Staff at the HP factory in Birmingham have been told the site will definitely close with production moved abroad.
The bottles will retain the image of the Houses of Parliament
Unions campaigned against the closure plan, which will see 120 jobs go, but admitted defeat saying owners Heinz were motivated by "corporate greed".
The US firm said it had looked at all options since the closure plan was announced in May and it was not viable to keep the Aston factory open.
Heinz spokesman Nigel Dickie admitted it was "a sad day for Birmingham".
He added the sauce would still have the Houses of Parliament on its label "because of its historical association" even though it would now be made in Holland.
Heinz vice-president David Hobin said the plant would close by March next year.
"We deeply regret having come to this difficult but necessary decision which has only been made after careful consideration of all alternatives," he said.
"It is disappointing that we have not been able to find an alternative option that would close the financial gap.
"This difficult business decision is no reflection on our employees, who have continued to demonstrate their dedication and hard work throughout these challenging times."
But members of the Transport and General Workers' Union (T&G) said they were disappointed by the decision.
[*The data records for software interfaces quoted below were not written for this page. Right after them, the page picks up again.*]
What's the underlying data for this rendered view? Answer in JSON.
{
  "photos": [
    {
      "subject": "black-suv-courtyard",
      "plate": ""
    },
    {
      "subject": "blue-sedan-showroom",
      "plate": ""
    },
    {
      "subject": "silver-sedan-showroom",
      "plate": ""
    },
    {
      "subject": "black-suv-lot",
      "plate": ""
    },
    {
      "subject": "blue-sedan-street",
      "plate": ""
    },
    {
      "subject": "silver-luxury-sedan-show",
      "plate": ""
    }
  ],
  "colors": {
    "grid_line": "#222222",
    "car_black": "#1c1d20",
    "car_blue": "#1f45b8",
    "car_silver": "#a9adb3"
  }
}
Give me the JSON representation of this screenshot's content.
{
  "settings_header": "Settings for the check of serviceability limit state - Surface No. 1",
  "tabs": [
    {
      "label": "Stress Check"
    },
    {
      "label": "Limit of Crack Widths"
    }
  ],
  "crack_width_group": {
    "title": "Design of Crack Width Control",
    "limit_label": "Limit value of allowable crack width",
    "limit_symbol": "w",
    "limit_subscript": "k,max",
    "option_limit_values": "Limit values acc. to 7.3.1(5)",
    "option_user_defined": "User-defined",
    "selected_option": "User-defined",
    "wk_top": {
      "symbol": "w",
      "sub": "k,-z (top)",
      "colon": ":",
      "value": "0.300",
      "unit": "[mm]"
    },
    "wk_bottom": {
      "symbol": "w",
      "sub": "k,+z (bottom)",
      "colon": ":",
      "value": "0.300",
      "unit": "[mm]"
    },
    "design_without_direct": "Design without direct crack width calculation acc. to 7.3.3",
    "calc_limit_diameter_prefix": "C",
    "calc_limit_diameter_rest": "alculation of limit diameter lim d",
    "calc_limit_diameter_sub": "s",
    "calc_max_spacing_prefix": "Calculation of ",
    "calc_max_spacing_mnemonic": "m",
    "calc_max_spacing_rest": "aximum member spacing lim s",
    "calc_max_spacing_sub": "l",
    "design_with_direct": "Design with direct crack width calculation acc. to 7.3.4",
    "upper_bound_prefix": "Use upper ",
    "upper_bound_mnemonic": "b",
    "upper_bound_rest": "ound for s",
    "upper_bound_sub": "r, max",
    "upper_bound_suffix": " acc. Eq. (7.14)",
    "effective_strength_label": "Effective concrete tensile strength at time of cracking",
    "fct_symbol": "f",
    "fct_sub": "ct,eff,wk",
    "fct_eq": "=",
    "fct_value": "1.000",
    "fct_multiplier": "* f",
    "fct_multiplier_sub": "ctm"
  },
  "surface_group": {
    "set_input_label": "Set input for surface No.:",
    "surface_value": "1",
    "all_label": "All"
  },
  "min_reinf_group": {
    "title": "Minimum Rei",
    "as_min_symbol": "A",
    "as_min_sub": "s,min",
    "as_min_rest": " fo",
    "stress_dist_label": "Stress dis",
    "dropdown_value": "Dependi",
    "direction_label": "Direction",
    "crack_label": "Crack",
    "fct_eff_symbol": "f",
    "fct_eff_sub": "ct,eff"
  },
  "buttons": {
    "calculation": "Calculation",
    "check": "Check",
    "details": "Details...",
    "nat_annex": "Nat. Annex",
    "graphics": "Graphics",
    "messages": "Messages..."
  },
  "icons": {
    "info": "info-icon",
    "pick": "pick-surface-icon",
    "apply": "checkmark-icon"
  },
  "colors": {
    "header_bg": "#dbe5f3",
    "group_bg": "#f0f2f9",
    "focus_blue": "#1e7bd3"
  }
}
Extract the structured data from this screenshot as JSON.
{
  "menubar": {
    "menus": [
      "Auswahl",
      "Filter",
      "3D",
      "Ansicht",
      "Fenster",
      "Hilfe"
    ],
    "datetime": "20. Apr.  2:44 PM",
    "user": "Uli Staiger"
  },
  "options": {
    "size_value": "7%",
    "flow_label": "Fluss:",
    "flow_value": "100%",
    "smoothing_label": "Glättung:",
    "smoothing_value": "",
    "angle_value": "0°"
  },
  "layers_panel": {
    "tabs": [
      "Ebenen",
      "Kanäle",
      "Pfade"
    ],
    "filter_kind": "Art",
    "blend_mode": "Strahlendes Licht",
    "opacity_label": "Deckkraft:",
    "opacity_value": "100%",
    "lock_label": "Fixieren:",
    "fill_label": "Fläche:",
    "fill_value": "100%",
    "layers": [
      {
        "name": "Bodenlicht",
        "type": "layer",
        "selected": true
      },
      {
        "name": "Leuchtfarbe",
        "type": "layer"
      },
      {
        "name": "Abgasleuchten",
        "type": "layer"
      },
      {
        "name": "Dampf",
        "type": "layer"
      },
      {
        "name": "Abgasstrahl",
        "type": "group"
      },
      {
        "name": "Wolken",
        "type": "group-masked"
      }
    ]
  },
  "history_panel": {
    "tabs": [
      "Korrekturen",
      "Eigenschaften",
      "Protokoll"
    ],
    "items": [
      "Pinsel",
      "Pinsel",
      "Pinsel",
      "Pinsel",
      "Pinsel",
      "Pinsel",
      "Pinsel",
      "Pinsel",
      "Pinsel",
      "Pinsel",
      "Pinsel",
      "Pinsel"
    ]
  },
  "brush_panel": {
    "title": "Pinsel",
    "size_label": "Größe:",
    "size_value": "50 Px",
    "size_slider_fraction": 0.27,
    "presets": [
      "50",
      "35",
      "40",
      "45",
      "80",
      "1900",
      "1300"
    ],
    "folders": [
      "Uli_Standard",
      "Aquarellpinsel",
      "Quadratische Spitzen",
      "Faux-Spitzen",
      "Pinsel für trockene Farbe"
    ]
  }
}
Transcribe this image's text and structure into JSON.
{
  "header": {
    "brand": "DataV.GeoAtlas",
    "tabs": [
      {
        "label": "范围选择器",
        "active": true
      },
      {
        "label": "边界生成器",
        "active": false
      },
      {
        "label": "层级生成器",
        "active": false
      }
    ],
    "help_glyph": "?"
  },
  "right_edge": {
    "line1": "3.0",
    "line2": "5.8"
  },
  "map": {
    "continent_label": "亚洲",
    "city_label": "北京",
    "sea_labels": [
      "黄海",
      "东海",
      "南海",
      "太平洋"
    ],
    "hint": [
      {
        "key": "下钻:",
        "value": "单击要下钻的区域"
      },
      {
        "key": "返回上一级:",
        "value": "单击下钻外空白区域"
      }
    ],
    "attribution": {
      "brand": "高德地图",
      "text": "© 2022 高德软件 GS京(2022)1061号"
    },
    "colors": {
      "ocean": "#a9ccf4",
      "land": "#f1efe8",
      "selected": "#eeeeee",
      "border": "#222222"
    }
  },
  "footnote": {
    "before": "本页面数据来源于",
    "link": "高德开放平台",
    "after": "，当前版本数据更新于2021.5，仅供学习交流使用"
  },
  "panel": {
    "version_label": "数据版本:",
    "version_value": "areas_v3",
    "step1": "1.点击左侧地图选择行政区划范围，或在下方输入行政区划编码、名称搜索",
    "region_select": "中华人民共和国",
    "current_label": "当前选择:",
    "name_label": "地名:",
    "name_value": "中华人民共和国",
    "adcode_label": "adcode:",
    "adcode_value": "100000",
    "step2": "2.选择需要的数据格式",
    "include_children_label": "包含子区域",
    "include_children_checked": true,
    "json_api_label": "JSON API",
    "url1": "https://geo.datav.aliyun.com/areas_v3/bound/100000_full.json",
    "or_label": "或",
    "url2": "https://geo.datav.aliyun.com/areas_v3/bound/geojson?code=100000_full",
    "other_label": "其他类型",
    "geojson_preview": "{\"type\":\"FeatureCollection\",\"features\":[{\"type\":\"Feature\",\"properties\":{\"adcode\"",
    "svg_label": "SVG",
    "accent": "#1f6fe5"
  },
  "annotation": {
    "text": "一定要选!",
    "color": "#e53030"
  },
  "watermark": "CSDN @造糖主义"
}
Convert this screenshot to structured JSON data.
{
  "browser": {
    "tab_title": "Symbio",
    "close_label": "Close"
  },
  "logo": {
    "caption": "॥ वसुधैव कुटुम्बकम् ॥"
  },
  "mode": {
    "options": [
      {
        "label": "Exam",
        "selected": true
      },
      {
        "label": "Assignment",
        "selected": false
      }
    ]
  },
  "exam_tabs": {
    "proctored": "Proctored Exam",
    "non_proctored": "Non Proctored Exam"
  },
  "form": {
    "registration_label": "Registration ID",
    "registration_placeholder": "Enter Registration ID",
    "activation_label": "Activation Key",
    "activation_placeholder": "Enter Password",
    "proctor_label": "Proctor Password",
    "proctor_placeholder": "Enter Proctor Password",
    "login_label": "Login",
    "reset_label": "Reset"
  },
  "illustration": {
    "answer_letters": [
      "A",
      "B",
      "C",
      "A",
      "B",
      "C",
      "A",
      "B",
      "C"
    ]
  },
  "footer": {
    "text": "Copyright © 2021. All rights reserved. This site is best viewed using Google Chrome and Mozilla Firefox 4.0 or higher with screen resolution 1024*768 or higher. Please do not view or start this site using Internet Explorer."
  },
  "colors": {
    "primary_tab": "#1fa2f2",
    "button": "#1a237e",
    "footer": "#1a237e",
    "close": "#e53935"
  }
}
Acting national secretary John Jordan said: "There's no need for the factory to close.
"It's a case pure and simple of corporate greed. Birmingham is a highly profitable site and this move is to bail out the factory in Holland."
T&G spokesman Zeffar Qurreshi, who has worked at the plant for 29 years, said he was "absolutely gutted".
"I know other workers will feel the same," he said.
He said the union would continue to call for a boycott of HP products made outside the company.
The company has also announced the bottling of Lea and Perrins Worcestershire Sauce would move to its plant in Worcestershire.